We've talked about why you should not write custom code for SharePoint 2010, now let's consider the reasons why you should (or could) write custom code.
My recent article: 3 Reasons to Not Write Custom Code for SharePoint 2010 caused some debate both here on CMSWire, and further afield on the web. In it I discussed the key reasons that you shouldn’t be writing custom code for SharePoint. In a nutshell I argued:
- 90% of problems can be solved using out of the box functionality
- Writing custom code is not for the faint hearted or ill prepared
- Custom code imposes an unnecessary shelf life on your solution
I concluded by saying it was wise to think twice before firing up Visual Studio. So what if you think twice and still want to write custom code? When is it appropriate? Well I think there are three clear areas where custom code is OK.
1. Branding and Design

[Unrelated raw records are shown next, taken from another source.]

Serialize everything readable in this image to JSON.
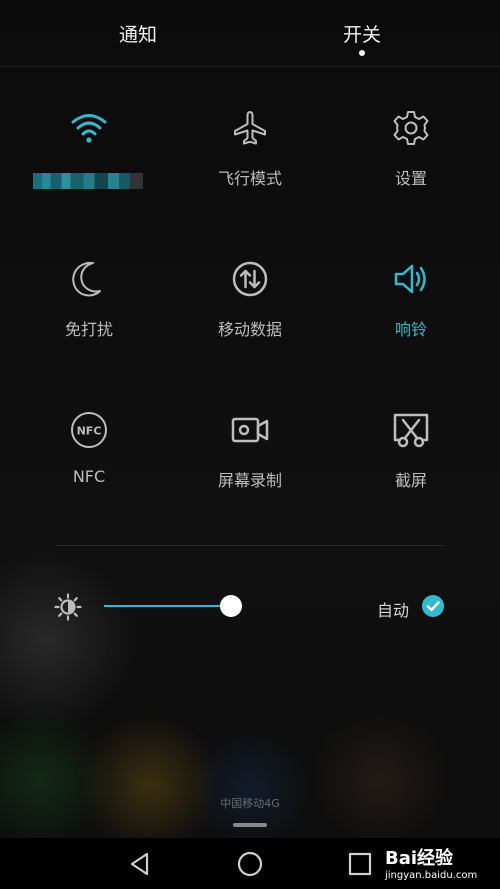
{
  "header": {
    "tabs": [
      {
        "label": "通知",
        "active": false
      },
      {
        "label": "开关",
        "active": true
      }
    ]
  },
  "tiles": [
    {
      "name": "wifi",
      "label": "",
      "icon": "wifi-icon",
      "active": true
    },
    {
      "name": "airplane",
      "label": "飞行模式",
      "icon": "airplane-icon",
      "active": false
    },
    {
      "name": "settings",
      "label": "设置",
      "icon": "gear-icon",
      "active": false
    },
    {
      "name": "dnd",
      "label": "免打扰",
      "icon": "moon-icon",
      "active": false
    },
    {
      "name": "mobile-data",
      "label": "移动数据",
      "icon": "data-arrows-icon",
      "active": false
    },
    {
      "name": "ringer",
      "label": "响铃",
      "icon": "speaker-icon",
      "active": true
    },
    {
      "name": "nfc",
      "label": "NFC",
      "icon": "nfc-icon",
      "active": false
    },
    {
      "name": "screen-record",
      "label": "屏幕录制",
      "icon": "video-camera-icon",
      "active": false
    },
    {
      "name": "screenshot",
      "label": "截屏",
      "icon": "scissors-icon",
      "active": false
    }
  ],
  "brightness": {
    "icon": "brightness-icon",
    "level": 0.86,
    "auto_label": "自动",
    "auto_enabled": true
  },
  "status": {
    "carrier": "中国移动4G"
  },
  "navbar": {
    "buttons": [
      "back-icon",
      "home-icon",
      "recents-icon"
    ]
  },
  "watermark": {
    "logo": "Bai经验",
    "url": "jingyan.baidu.com"
  },
  "colors": {
    "accent": "#33b9d0",
    "background": "#0d0d0d",
    "text": "#bdbdbd"
  }
}
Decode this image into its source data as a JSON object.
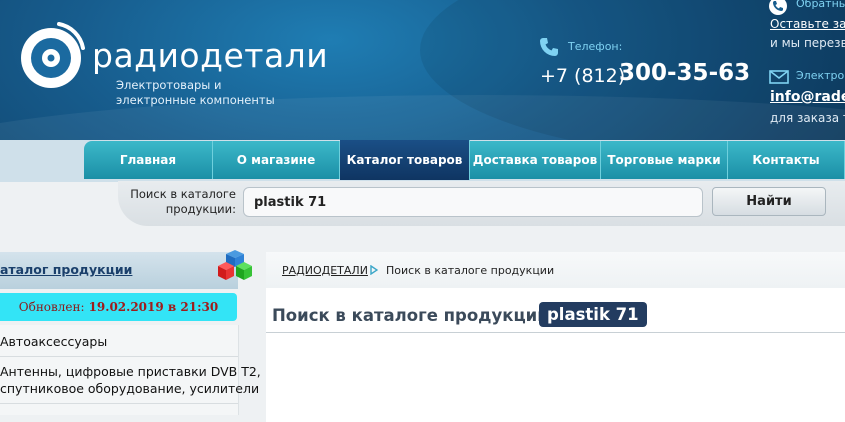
{
  "header": {
    "logo_text": "радиодетали",
    "logo_subtitle_1": "Электротовары и",
    "logo_subtitle_2": "электронные компоненты",
    "phone": {
      "label": "Телефон:",
      "code": "+7 (812)",
      "number": "300-35-63"
    },
    "callback": {
      "label": "Обратны",
      "link": "Оставьте зая",
      "text": "и мы перезв"
    },
    "email": {
      "label": "Электрон",
      "link": "info@rade",
      "text": "для заказа т"
    }
  },
  "nav": {
    "items": [
      {
        "label": "Главная",
        "active": false
      },
      {
        "label": "О магазине",
        "active": false
      },
      {
        "label": "Каталог товаров",
        "active": true
      },
      {
        "label": "Доставка товаров",
        "active": false
      },
      {
        "label": "Торговые марки",
        "active": false
      },
      {
        "label": "Контакты",
        "active": false
      }
    ]
  },
  "search": {
    "label_1": "Поиск в каталоге",
    "label_2": "продукции:",
    "value": "plastik 71",
    "button": "Найти"
  },
  "sidebar": {
    "title": "аталог продукции",
    "updated_label": "Обновлен:",
    "updated_value": "19.02.2019 в 21:30",
    "items": [
      "Автоаксессуары",
      "Антенны, цифровые приставки DVB T2,",
      "спутниковое оборудование, усилители"
    ]
  },
  "main": {
    "breadcrumb_root": "РАДИОДЕТАЛИ",
    "breadcrumb_current": "Поиск в каталоге продукции",
    "page_title": "Поиск в каталоге продукции:",
    "query": "plastik 71"
  },
  "colors": {
    "header_blue": "#175d8e",
    "nav_teal": "#1b8fa6",
    "nav_active": "#0f3562",
    "updated_bg": "#33e4f6",
    "badge_bg": "#233c60"
  }
}
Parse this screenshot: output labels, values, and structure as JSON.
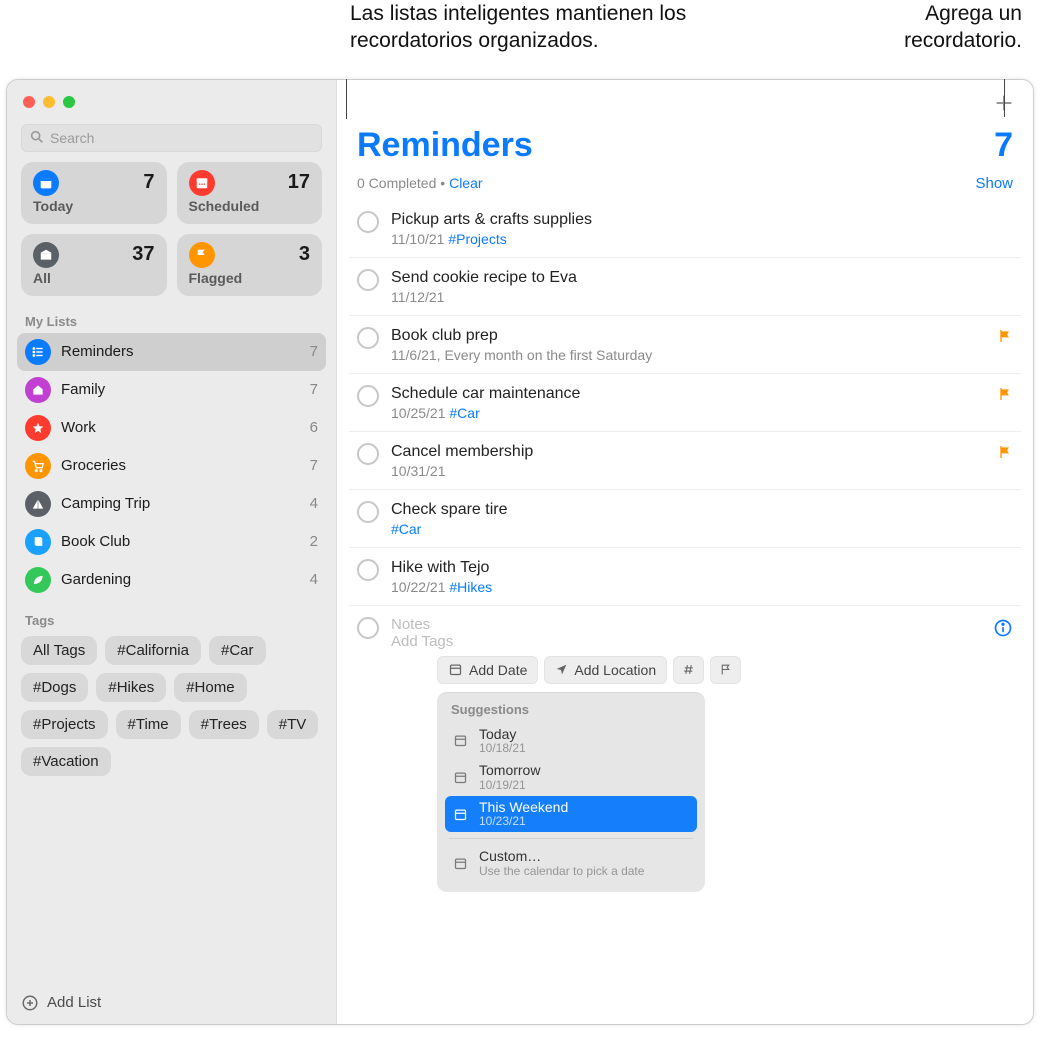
{
  "callouts": {
    "left": "Las listas inteligentes mantienen los recordatorios organizados.",
    "right": "Agrega un recordatorio."
  },
  "search": {
    "placeholder": "Search"
  },
  "smart": [
    {
      "id": "today",
      "label": "Today",
      "count": 7,
      "color": "#0a7aff"
    },
    {
      "id": "scheduled",
      "label": "Scheduled",
      "count": 17,
      "color": "#ff3b30"
    },
    {
      "id": "all",
      "label": "All",
      "count": 37,
      "color": "#5b6066"
    },
    {
      "id": "flagged",
      "label": "Flagged",
      "count": 3,
      "color": "#ff9500"
    }
  ],
  "lists_header": "My Lists",
  "lists": [
    {
      "name": "Reminders",
      "count": 7,
      "color": "#0a7aff",
      "icon": "list",
      "selected": true
    },
    {
      "name": "Family",
      "count": 7,
      "color": "#c13fd1",
      "icon": "home"
    },
    {
      "name": "Work",
      "count": 6,
      "color": "#ff3b30",
      "icon": "star"
    },
    {
      "name": "Groceries",
      "count": 7,
      "color": "#ff9500",
      "icon": "cart"
    },
    {
      "name": "Camping Trip",
      "count": 4,
      "color": "#5b6066",
      "icon": "tent"
    },
    {
      "name": "Book Club",
      "count": 2,
      "color": "#1aa0ff",
      "icon": "book"
    },
    {
      "name": "Gardening",
      "count": 4,
      "color": "#34c759",
      "icon": "leaf"
    }
  ],
  "tags_header": "Tags",
  "tags": [
    "All Tags",
    "#California",
    "#Car",
    "#Dogs",
    "#Hikes",
    "#Home",
    "#Projects",
    "#Time",
    "#Trees",
    "#TV",
    "#Vacation"
  ],
  "addlist_label": "Add List",
  "main": {
    "title": "Reminders",
    "count": 7,
    "completed_text": "0 Completed",
    "dot": "•",
    "clear": "Clear",
    "show": "Show",
    "items": [
      {
        "title": "Pickup arts & crafts supplies",
        "sub": "11/10/21 ",
        "tag": "#Projects"
      },
      {
        "title": "Send cookie recipe to Eva",
        "sub": "11/12/21"
      },
      {
        "title": "Book club prep",
        "sub": "11/6/21, Every month on the first Saturday",
        "flag": true
      },
      {
        "title": "Schedule car maintenance",
        "sub": "10/25/21 ",
        "tag": "#Car",
        "flag": true
      },
      {
        "title": "Cancel membership",
        "sub": "10/31/21",
        "flag": true
      },
      {
        "title": "Check spare tire",
        "sub": "",
        "tag": "#Car"
      },
      {
        "title": "Hike with Tejo",
        "sub": "10/22/21 ",
        "tag": "#Hikes"
      }
    ],
    "editor": {
      "notes_placeholder": "Notes",
      "addtags_placeholder": "Add Tags",
      "add_date": "Add Date",
      "add_location": "Add Location",
      "suggestions_label": "Suggestions",
      "suggestions": [
        {
          "l1": "Today",
          "l2": "10/18/21"
        },
        {
          "l1": "Tomorrow",
          "l2": "10/19/21"
        },
        {
          "l1": "This Weekend",
          "l2": "10/23/21",
          "selected": true
        },
        {
          "l1": "Custom…",
          "l2": "Use the calendar to pick a date",
          "sep_before": true
        }
      ]
    }
  }
}
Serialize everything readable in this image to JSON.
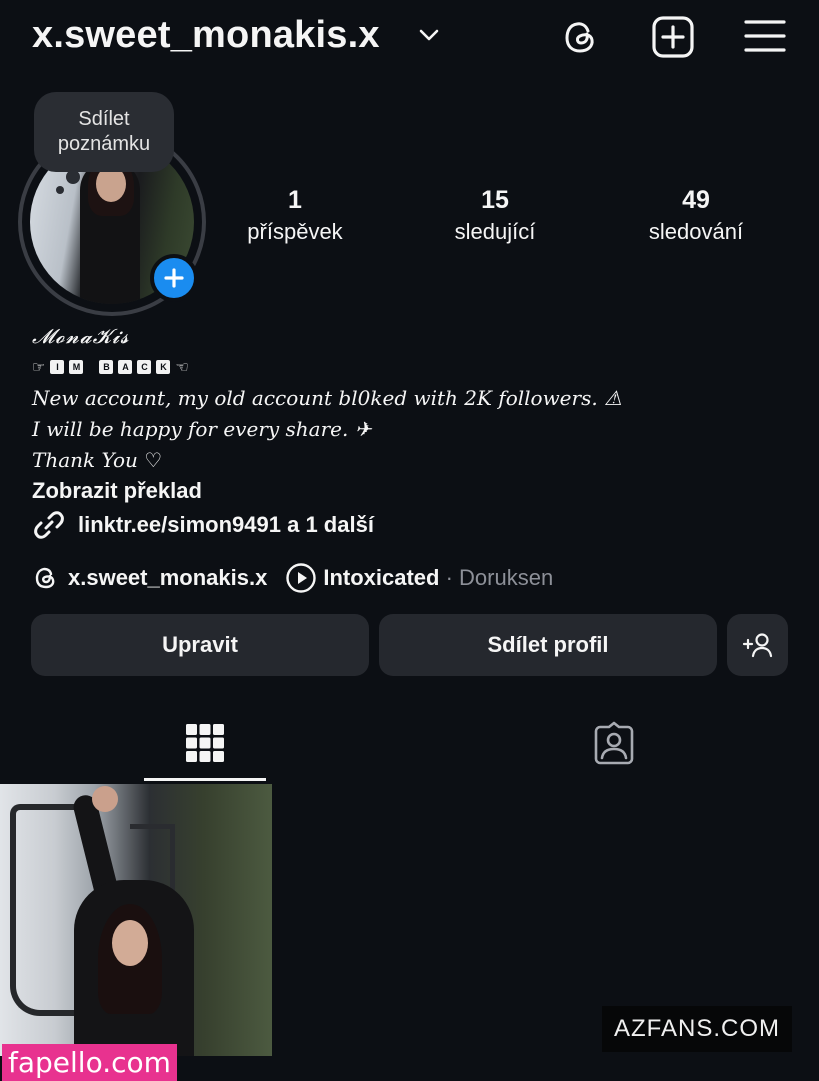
{
  "header": {
    "username": "x.sweet_monakis.x",
    "icons": [
      "chevron-down-icon",
      "threads-icon",
      "add-post-icon",
      "menu-icon"
    ]
  },
  "profile": {
    "note_line1": "Sdílet",
    "note_line2": "poznámku",
    "stats": [
      {
        "value": "1",
        "label": "příspěvek"
      },
      {
        "value": "15",
        "label": "sledující"
      },
      {
        "value": "49",
        "label": "sledování"
      }
    ]
  },
  "bio": {
    "display_name": "𝓜𝓸𝓷𝓪𝓚𝓲𝓼",
    "im_back_left": "☞",
    "im_back_letters_1": [
      "I",
      "M"
    ],
    "im_back_letters_2": [
      "B",
      "A",
      "C",
      "K"
    ],
    "im_back_right": "☜",
    "line1": "New account, my old account bl0ked with 2K followers. ⚠",
    "line2": "I will be happy for every share. ✈",
    "line3": "Thank You ♡",
    "translate": "Zobrazit překlad",
    "link": "linktr.ee/simon9491 a 1 další",
    "threads_handle": "x.sweet_monakis.x",
    "music_title": "Intoxicated",
    "music_separator": " · ",
    "music_artist": "Doruksen"
  },
  "buttons": {
    "edit": "Upravit",
    "share": "Sdílet profil"
  },
  "tabs": [
    {
      "name": "grid",
      "active": true
    },
    {
      "name": "tagged",
      "active": false
    }
  ],
  "watermarks": {
    "fapello": "fapello.com",
    "azfans": "AZFANS.COM"
  },
  "colors": {
    "background": "#0c0f14",
    "button": "#25282e",
    "accent_blue": "#1a8cf0",
    "muted_text": "#8d9098"
  }
}
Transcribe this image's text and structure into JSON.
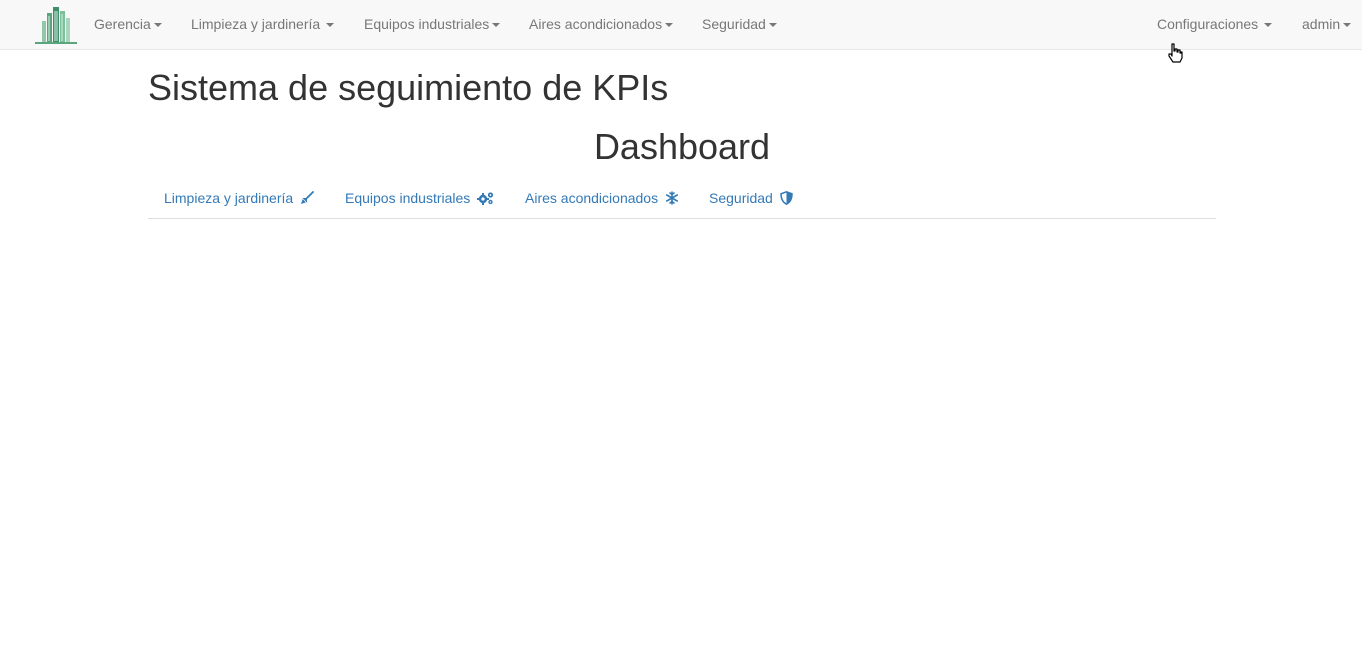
{
  "navbar": {
    "brand_icon": "buildings-logo-icon",
    "left_items": [
      {
        "label": "Gerencia"
      },
      {
        "label": "Limpieza y jardinería"
      },
      {
        "label": "Equipos industriales"
      },
      {
        "label": "Aires acondicionados"
      },
      {
        "label": "Seguridad"
      }
    ],
    "right_items": [
      {
        "label": "Configuraciones"
      },
      {
        "label": "admin"
      }
    ]
  },
  "page": {
    "title": "Sistema de seguimiento de KPIs",
    "subtitle": "Dashboard"
  },
  "tabs": [
    {
      "label": "Limpieza y jardinería",
      "icon": "broom-icon"
    },
    {
      "label": "Equipos industriales",
      "icon": "gears-icon"
    },
    {
      "label": "Aires acondicionados",
      "icon": "snowflake-icon"
    },
    {
      "label": "Seguridad",
      "icon": "shield-icon"
    }
  ],
  "colors": {
    "navbar_bg": "#f8f8f8",
    "nav_text": "#777777",
    "link": "#337ab7",
    "heading": "#333333"
  }
}
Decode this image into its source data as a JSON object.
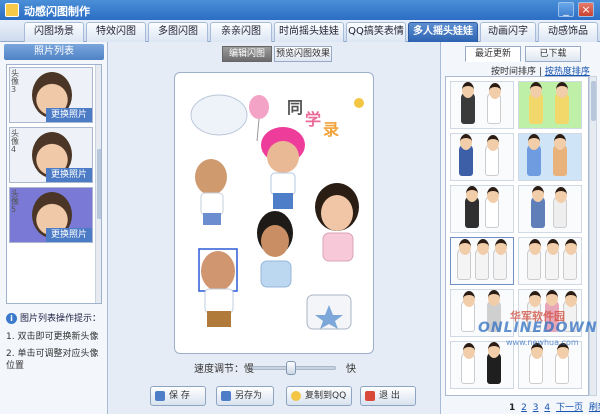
{
  "window": {
    "title": "动感闪图制作"
  },
  "tabs": [
    {
      "label": "闪图场景"
    },
    {
      "label": "特效闪图"
    },
    {
      "label": "多图闪图"
    },
    {
      "label": "亲亲闪图"
    },
    {
      "label": "时尚摇头娃娃"
    },
    {
      "label": "QQ搞笑表情"
    },
    {
      "label": "多人摇头娃娃"
    },
    {
      "label": "动画闪字"
    },
    {
      "label": "动感饰品"
    }
  ],
  "left": {
    "header": "照片列表",
    "thumbs": [
      {
        "num": "头像3",
        "replace": "更换照片"
      },
      {
        "num": "头像4",
        "replace": "更换照片"
      },
      {
        "num": "头像5",
        "replace": "更换照片"
      }
    ],
    "tips": {
      "title": "图片列表操作提示：",
      "line1": "1. 双击即可更换新头像",
      "line2": "2. 单击可调整对应头像位置"
    }
  },
  "center": {
    "tab_edit": "编辑闪图",
    "tab_preview": "预览闪图效果",
    "speed_label": "速度调节：慢",
    "speed_fast": "快",
    "speed_level": 0.45,
    "buttons": {
      "save": "保 存",
      "save_as": "另存为",
      "copy_qq": "复制到QQ",
      "exit": "退 出"
    }
  },
  "right": {
    "tab_recent": "最近更新",
    "tab_downloaded": "已下载",
    "sort_time": "按时间排序",
    "sort_sep": "|",
    "sort_hot": "按热度排序",
    "pager": {
      "p1": "1",
      "p2": "2",
      "p3": "3",
      "p4": "4",
      "next": "下一页",
      "refresh": "刷新"
    }
  },
  "watermark": {
    "cn": "华军软件园",
    "en": "ONLINEDOWN",
    "url": "www.newhua.com"
  },
  "colors": {
    "accent": "#2d63b3",
    "active_tab": "#2d63b3",
    "selected_thumb": "#7a7ad6"
  }
}
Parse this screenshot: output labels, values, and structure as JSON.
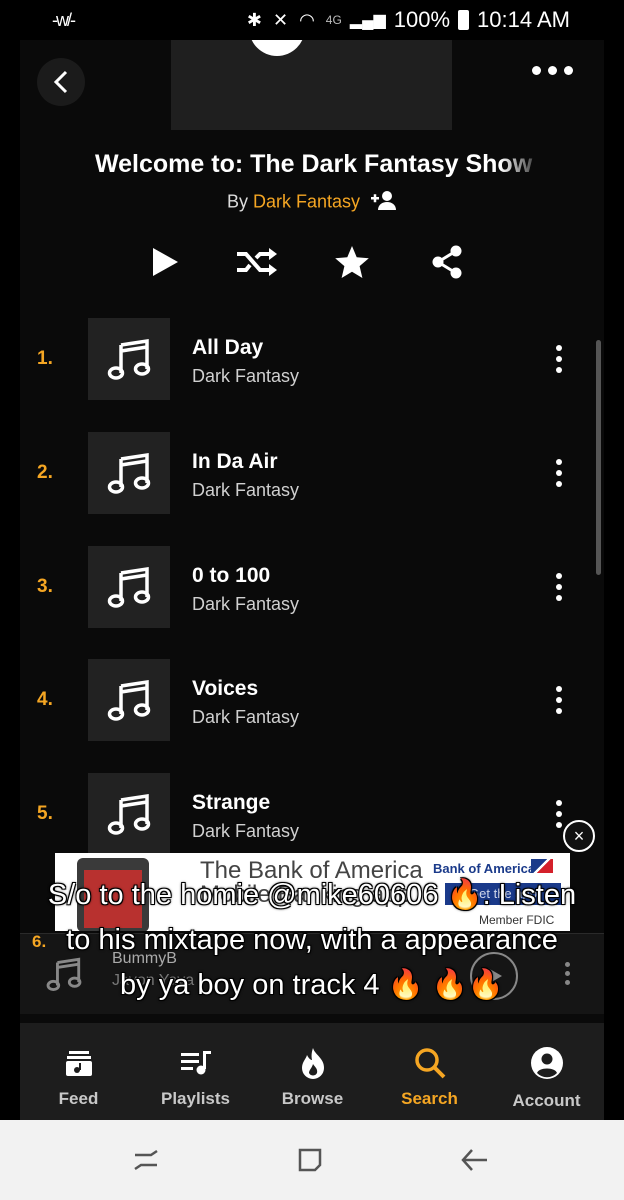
{
  "status_bar": {
    "signal_text": "-w/-",
    "network_label": "4G",
    "battery": "100%",
    "time": "10:14 AM"
  },
  "playlist": {
    "title": "Welcome to: The Dark Fantasy Show",
    "by_prefix": "By",
    "artist": "Dark Fantasy"
  },
  "tracks": [
    {
      "number": "1.",
      "title": "All Day",
      "artist": "Dark Fantasy"
    },
    {
      "number": "2.",
      "title": "In Da Air",
      "artist": "Dark Fantasy"
    },
    {
      "number": "3.",
      "title": "0 to 100",
      "artist": "Dark Fantasy"
    },
    {
      "number": "4.",
      "title": "Voices",
      "artist": "Dark Fantasy"
    },
    {
      "number": "5.",
      "title": "Strange",
      "artist": "Dark Fantasy"
    }
  ],
  "ad": {
    "headline_line1": "The Bank of America",
    "headline_line2": "Mobile Banking app",
    "brand": "Bank of America",
    "cta": "Get the app",
    "member": "Member FDIC",
    "close_icon": "×"
  },
  "now_playing": {
    "track_number": "6.",
    "user": "BummyB",
    "subtitle": "Javon Yaya"
  },
  "caption": {
    "line1": "S/o to the homie @mike60606 🔥. Listen",
    "line2": "to his mixtape now, with a appearance",
    "line3": "by ya boy on track 4 🔥 🔥🔥"
  },
  "bottom_nav": [
    {
      "label": "Feed",
      "icon": "feed-icon",
      "active": false
    },
    {
      "label": "Playlists",
      "icon": "playlists-icon",
      "active": false
    },
    {
      "label": "Browse",
      "icon": "browse-flame-icon",
      "active": false
    },
    {
      "label": "Search",
      "icon": "search-icon",
      "active": true
    },
    {
      "label": "Account",
      "icon": "account-icon",
      "active": false
    }
  ],
  "colors": {
    "accent": "#f5a623",
    "background": "#0a0a0a",
    "nav_background": "#1d1d1d"
  }
}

Everyone wants to brand their Intranet. SharePoint systems are no different. I have argued before that branding is a balancing act and too much is a bad thing. But a sufficient level of branding can be perfectly sensible and can actually enhance a portal or Intranet. Making an Intranet on brand will give users a warm fuzzy feeling from that start. It can help tie the tool in with other systems and offer a uniform interface. It can present familiarity, and even corporate authority.
Extranets and such have an even stronger case for branding. Their use is typically by external staff, contractors or freelancers. Exposing these people to your brand can help build awareness, and can give direction over what a system is for and what it does.
Custom code to achieve these aims is fine. As stated, I would advise caution, and not treat your Intranet/Extranet as a website. I wouldn’t overly customise it, nor would I move too far away from the standard look and feel. But a custom master page or two, logos and background images, and maybe a custom navigation, can all work in the system's favour.
2. Interfacing with Line of Business Systems (LOB)
A common use of SharePoint is as the ‘glue’ between multiple systems, an interface between existing line of business systems and newer SharePoint based functionality. These applications can be interfaced with in a number of ways. Friendly ‘out of the box’ ways include Excel and Access services, but particularly ‘business connectivity services’ (formally the ‘business data catalogue’) and its related web-parts. (Check out: 4 Ways to Integrate External Content with SharePoint 2010)
But sometimes custom code needs to be written to communicate with these systems. Maybe they are difficult to create connections to, or require custom web-parts to display their data and outputs. Maybe SharePoint is to act as a full read/write terminal to an old system. Business connectivity services will get you so far, but more complex requirements like these will require your own code.
Functionality such as this is often key to the success of portal or Intranet projects. If a slew of custom code is required to get the old back office talking to the new back office, then it may well be worth the investment. That is until you retire those systems and move the functionality naively into SharePoint.
3. The Limits of SharePoint
I’ll admit that sometimes you will hit the limits of what SharePoint can do. You need a web-part to read out the time in 13 different countries whilst displaying photos of the CEO's holiday. Or more likely your client has some very bespoke business requirement that no one has yet solved. I would still strongly advise you consider solving 70% of their problem using out of the box functionality, if possible.
But we live in a far from perfect world. Sometimes clients demand it all, even when we know better, and custom code is the answer. Just promise me you're not going to spend your time building yet another weather web-part. This problem has been solved, it's called a ‘window’.